[Dataset rows describing interfaces]
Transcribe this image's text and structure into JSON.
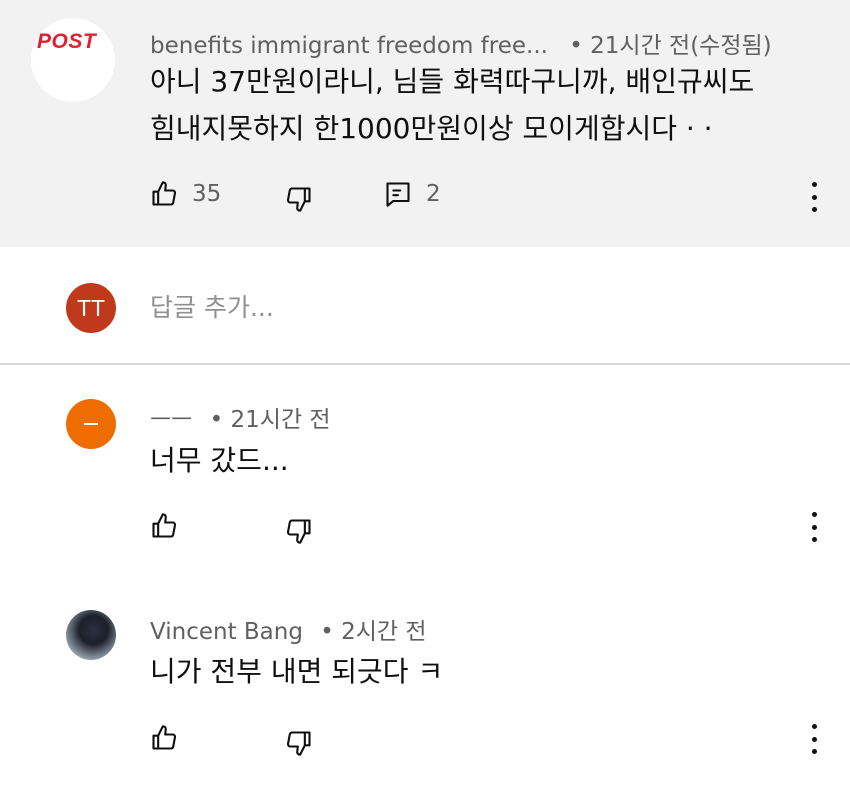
{
  "top_comment": {
    "avatar_text": "POST",
    "author": "benefits immigrant freedom free...",
    "time": "• 21시간 전(수정됨)",
    "text_line1": "아니 37만원이라니,  님들 화력따구니까, 배인규씨도",
    "text_line2": "힘내지못하지 한1000만원이상 모이게합시다 · ·",
    "likes": "35",
    "replies": "2"
  },
  "reply_box": {
    "avatar_initials": "TT",
    "placeholder": "답글 추가..."
  },
  "replies": [
    {
      "author": "ㅡㅡ",
      "time": "• 21시간 전",
      "text": "너무 갔드..."
    },
    {
      "author": "Vincent Bang",
      "time": "• 2시간 전",
      "text": "니가 전부 내면 되긋다 ㅋ"
    }
  ],
  "colors": {
    "highlight_bg": "#f2f2f2",
    "meta_text": "#606060",
    "avatar_tt": "#c0391c",
    "avatar_orange": "#ef6c00",
    "post_red": "#e0202f"
  }
}
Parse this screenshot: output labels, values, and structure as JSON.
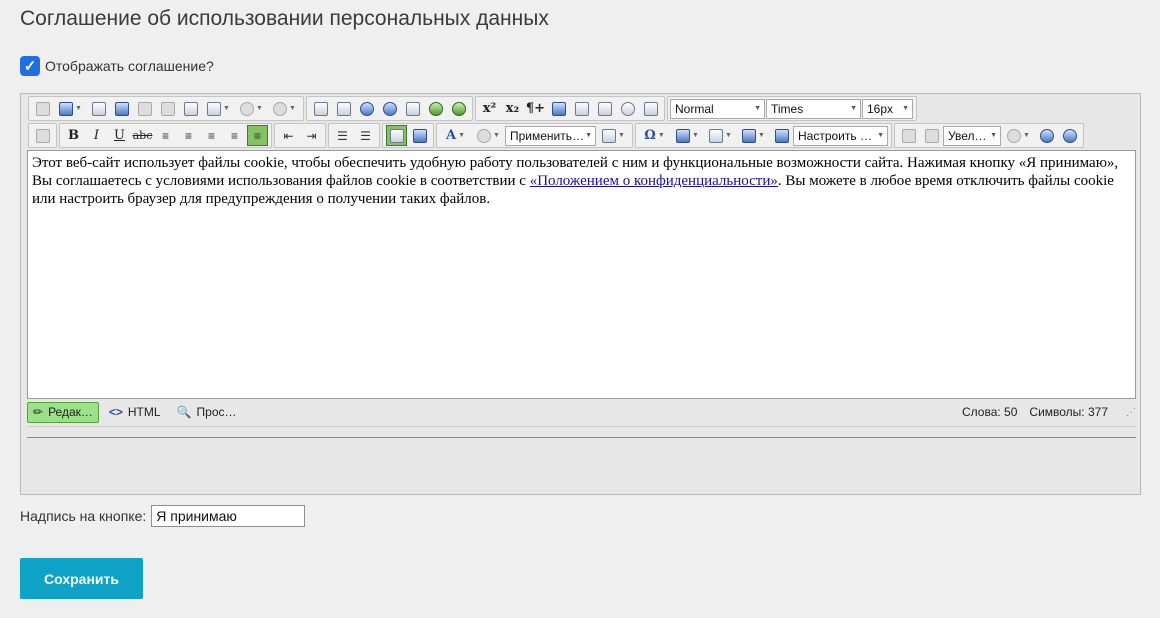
{
  "page": {
    "title": "Соглашение об использовании персональных данных"
  },
  "agreement": {
    "show_label": "Отображать соглашение?",
    "show_checked": true
  },
  "editor": {
    "format_select": "Normal",
    "font_select": "Times",
    "size_select": "16px",
    "apply_select": "Применить…",
    "configure_select": "Настроить …",
    "zoom_select": "Увел…",
    "glyphs": {
      "bold": "B",
      "italic": "I",
      "underline": "U",
      "strike": "abc",
      "omega": "Ω",
      "superscript": "x²",
      "subscript": "x₂",
      "pilcrow": "¶+",
      "font_color": "A"
    },
    "content": {
      "text_before_link": "Этот веб-сайт использует файлы cookie, чтобы обеспечить удобную работу пользователей с ним и функциональные возможности сайта. Нажимая кнопку «Я принимаю», Вы соглашаетесь с условиями использования файлов cookie в соответствии с ",
      "link_text": "«Положением о конфиденциальности»",
      "text_after_link": ". Вы можете в любое время отключить файлы cookie или настроить браузер для предупреждения о получении таких файлов."
    },
    "modes": {
      "edit": "Редак…",
      "html": "HTML",
      "preview": "Прос…"
    },
    "stats": {
      "words": "Слова: 50",
      "chars": "Символы: 377"
    }
  },
  "button_caption": {
    "label": "Надпись на кнопке:",
    "value": "Я принимаю"
  },
  "actions": {
    "save_label": "Сохранить"
  },
  "colors": {
    "accent": "#0ea3c6",
    "checkbox": "#1f6fe0",
    "active_mode": "#9de08a",
    "link": "#1a0dab"
  }
}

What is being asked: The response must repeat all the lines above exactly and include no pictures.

Completed exercise:
Transcribe this image's text and structure into JSON.
{
  "top_comment": {
    "avatar_text": "POST",
    "author": "benefits immigrant freedom free...",
    "time": "• 21시간 전(수정됨)",
    "text_line1": "아니 37만원이라니,  님들 화력따구니까, 배인규씨도",
    "text_line2": "힘내지못하지 한1000만원이상 모이게합시다 · ·",
    "likes": "35",
    "replies": "2"
  },
  "reply_box": {
    "avatar_initials": "TT",
    "placeholder": "답글 추가..."
  },
  "replies": [
    {
      "author": "ㅡㅡ",
      "time": "• 21시간 전",
      "text": "너무 갔드..."
    },
    {
      "author": "Vincent Bang",
      "time": "• 2시간 전",
      "text": "니가 전부 내면 되긋다 ㅋ"
    }
  ],
  "colors": {
    "highlight_bg": "#f2f2f2",
    "meta_text": "#606060",
    "avatar_tt": "#c0391c",
    "avatar_orange": "#ef6c00",
    "post_red": "#e0202f"
  }
}
Parse this screenshot: output labels, values, and structure as JSON.
{
  "page": {
    "title": "Соглашение об использовании персональных данных"
  },
  "agreement": {
    "show_label": "Отображать соглашение?",
    "show_checked": true
  },
  "editor": {
    "format_select": "Normal",
    "font_select": "Times",
    "size_select": "16px",
    "apply_select": "Применить…",
    "configure_select": "Настроить …",
    "zoom_select": "Увел…",
    "glyphs": {
      "bold": "B",
      "italic": "I",
      "underline": "U",
      "strike": "abc",
      "omega": "Ω",
      "superscript": "x²",
      "subscript": "x₂",
      "pilcrow": "¶+",
      "font_color": "A"
    },
    "content": {
      "text_before_link": "Этот веб-сайт использует файлы cookie, чтобы обеспечить удобную работу пользователей с ним и функциональные возможности сайта. Нажимая кнопку «Я принимаю», Вы соглашаетесь с условиями использования файлов cookie в соответствии с ",
      "link_text": "«Положением о конфиденциальности»",
      "text_after_link": ". Вы можете в любое время отключить файлы cookie или настроить браузер для предупреждения о получении таких файлов."
    },
    "modes": {
      "edit": "Редак…",
      "html": "HTML",
      "preview": "Прос…"
    },
    "stats": {
      "words": "Слова: 50",
      "chars": "Символы: 377"
    }
  },
  "button_caption": {
    "label": "Надпись на кнопке:",
    "value": "Я принимаю"
  },
  "actions": {
    "save_label": "Сохранить"
  },
  "colors": {
    "accent": "#0ea3c6",
    "checkbox": "#1f6fe0",
    "active_mode": "#9de08a",
    "link": "#1a0dab"
  }
}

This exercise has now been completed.